Where has Hurricane Lee struck already?

The storm now known as Hurricane Lee formed at the beginning of this month as a tropical wave on the coast of West Africa. This wave caused a tropical depression, a large low-pressure cyclone surrounded by sustained thunderstorms that orbit around it. As it moved off the coast and westward into the Atlantic, this tropical depression continued to grow in power, eventually being classified as a hurricane on September 5. 

The storm has continued to move northwestward across the ocean and, at one point, intensified into a strong Category 5 hurricane. The hurricane has now waned enough to be given a Category 3 classification and is located about 535 miles south of Bermuda.

Where is Hurricane Lee headed?

As of now, Hurricane Lee seems to be heading north toward Bermuda, and a hurricane advisory has been given to the country by the United States National Hurricane Center (NHC). The center of the hurricane is expected to pass just West of Bermuda on Thursday, September 14 and that night.

After it moves through the Caribbean, the hurricane is forecasted to continue through the East Coast of the United States and Canada. The most recent NHC advisory reads, “risk of wind, coastal flooding, and rain impacts increasing for portions of New England and Atlantic Canada.” The NHC forecasts that the storm will approach the East Coast of the U.S. and Canada on Friday or Saturday of this week.

How strong is Hurricane Lee?

Hurricane Lee is currently classified as a Category 3 hurricane on a scale that goes up to Category 5. The lowest category on the scale is actually a tropical depression, followed by a tropical storm, and then Categories one through five of hurricanes.

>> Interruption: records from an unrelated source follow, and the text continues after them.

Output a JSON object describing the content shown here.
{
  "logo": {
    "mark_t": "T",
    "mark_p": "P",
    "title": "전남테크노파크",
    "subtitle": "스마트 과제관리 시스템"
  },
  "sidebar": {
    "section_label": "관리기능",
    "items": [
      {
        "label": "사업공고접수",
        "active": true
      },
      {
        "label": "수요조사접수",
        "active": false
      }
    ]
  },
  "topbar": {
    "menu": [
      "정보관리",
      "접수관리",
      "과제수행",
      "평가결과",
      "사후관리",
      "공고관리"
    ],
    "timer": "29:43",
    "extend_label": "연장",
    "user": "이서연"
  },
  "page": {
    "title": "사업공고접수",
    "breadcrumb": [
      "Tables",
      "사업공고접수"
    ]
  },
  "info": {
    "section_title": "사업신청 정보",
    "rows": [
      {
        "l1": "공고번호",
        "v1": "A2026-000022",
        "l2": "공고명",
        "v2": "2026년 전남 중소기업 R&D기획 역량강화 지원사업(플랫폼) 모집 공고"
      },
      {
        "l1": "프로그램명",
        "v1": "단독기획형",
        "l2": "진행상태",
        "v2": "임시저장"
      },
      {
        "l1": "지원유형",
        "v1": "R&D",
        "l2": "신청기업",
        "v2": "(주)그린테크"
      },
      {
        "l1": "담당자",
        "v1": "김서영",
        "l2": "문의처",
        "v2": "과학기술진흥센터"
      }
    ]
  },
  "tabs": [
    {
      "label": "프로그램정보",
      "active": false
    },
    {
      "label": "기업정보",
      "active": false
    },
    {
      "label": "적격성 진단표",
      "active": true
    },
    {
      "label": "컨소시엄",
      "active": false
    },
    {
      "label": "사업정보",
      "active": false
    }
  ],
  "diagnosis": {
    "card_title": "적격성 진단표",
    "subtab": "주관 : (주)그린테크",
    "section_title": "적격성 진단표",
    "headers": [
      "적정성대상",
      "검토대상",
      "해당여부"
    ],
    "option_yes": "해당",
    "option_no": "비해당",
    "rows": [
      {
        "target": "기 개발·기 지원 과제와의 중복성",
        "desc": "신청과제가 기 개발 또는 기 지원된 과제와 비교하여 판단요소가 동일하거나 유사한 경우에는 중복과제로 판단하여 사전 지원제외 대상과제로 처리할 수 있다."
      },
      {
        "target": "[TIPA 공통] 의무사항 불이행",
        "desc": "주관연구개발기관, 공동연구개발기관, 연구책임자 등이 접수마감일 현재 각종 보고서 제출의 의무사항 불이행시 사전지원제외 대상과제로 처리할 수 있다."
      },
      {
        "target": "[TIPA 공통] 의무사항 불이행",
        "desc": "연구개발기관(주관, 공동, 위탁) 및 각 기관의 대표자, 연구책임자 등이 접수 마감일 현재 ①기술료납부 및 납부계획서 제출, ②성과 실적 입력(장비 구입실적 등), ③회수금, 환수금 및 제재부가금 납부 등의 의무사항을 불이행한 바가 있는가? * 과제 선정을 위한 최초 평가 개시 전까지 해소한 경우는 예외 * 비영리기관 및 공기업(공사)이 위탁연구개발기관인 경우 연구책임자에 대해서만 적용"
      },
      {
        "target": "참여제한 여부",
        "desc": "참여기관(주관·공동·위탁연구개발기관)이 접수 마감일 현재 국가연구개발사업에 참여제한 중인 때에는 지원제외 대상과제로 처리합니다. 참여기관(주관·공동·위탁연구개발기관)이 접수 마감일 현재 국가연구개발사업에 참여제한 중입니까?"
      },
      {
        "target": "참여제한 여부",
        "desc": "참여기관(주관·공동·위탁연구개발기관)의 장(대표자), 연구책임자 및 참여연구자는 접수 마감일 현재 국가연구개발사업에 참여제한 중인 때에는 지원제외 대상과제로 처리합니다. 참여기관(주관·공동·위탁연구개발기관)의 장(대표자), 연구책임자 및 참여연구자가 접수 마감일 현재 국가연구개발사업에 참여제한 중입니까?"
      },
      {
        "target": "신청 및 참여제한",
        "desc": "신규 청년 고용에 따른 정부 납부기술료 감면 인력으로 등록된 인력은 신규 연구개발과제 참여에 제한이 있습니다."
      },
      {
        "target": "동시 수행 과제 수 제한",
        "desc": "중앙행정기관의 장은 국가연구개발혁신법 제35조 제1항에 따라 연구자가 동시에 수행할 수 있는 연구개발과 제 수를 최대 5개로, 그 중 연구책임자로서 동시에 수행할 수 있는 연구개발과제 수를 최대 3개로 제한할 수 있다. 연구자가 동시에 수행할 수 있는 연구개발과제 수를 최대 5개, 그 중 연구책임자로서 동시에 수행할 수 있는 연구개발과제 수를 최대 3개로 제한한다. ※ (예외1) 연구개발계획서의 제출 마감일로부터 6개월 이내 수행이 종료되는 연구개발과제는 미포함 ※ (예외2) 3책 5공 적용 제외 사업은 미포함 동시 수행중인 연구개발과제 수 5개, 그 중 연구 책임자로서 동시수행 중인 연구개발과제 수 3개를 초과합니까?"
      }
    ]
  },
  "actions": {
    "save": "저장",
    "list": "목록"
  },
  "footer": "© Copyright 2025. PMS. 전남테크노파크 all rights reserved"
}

The defining factor for whether a storm is considered a hurricane is the one-minute-average maximum sustained winds at 10 meters above the surface of the water.

Hurricane Lee’s average winds currently sit at around 115 mph. To be reclassified as a Category 2 hurricane, the winds will need to slow to 111 mph, and to have its classification increased to a Category 4 hurricane, the winds will need to progress past 129 mph.

Secondary effects of Hurricane Lee

The actual hurricane itself isn’t the only danger created by one of these strong tropical storms, and there can be serious indirect hazards as well. The waves created by a hurricane can go on for miles, and those created by Hurricane Lee are predicted to affect the Lesser Antilles, Puerto Rico, Hispaniola, the British and U.S. Virgin Islands, the Turks and Caicos Islands, and the Bahamas. These can create dangerous rip currents that make being in the water dangerous, even far away from the storm.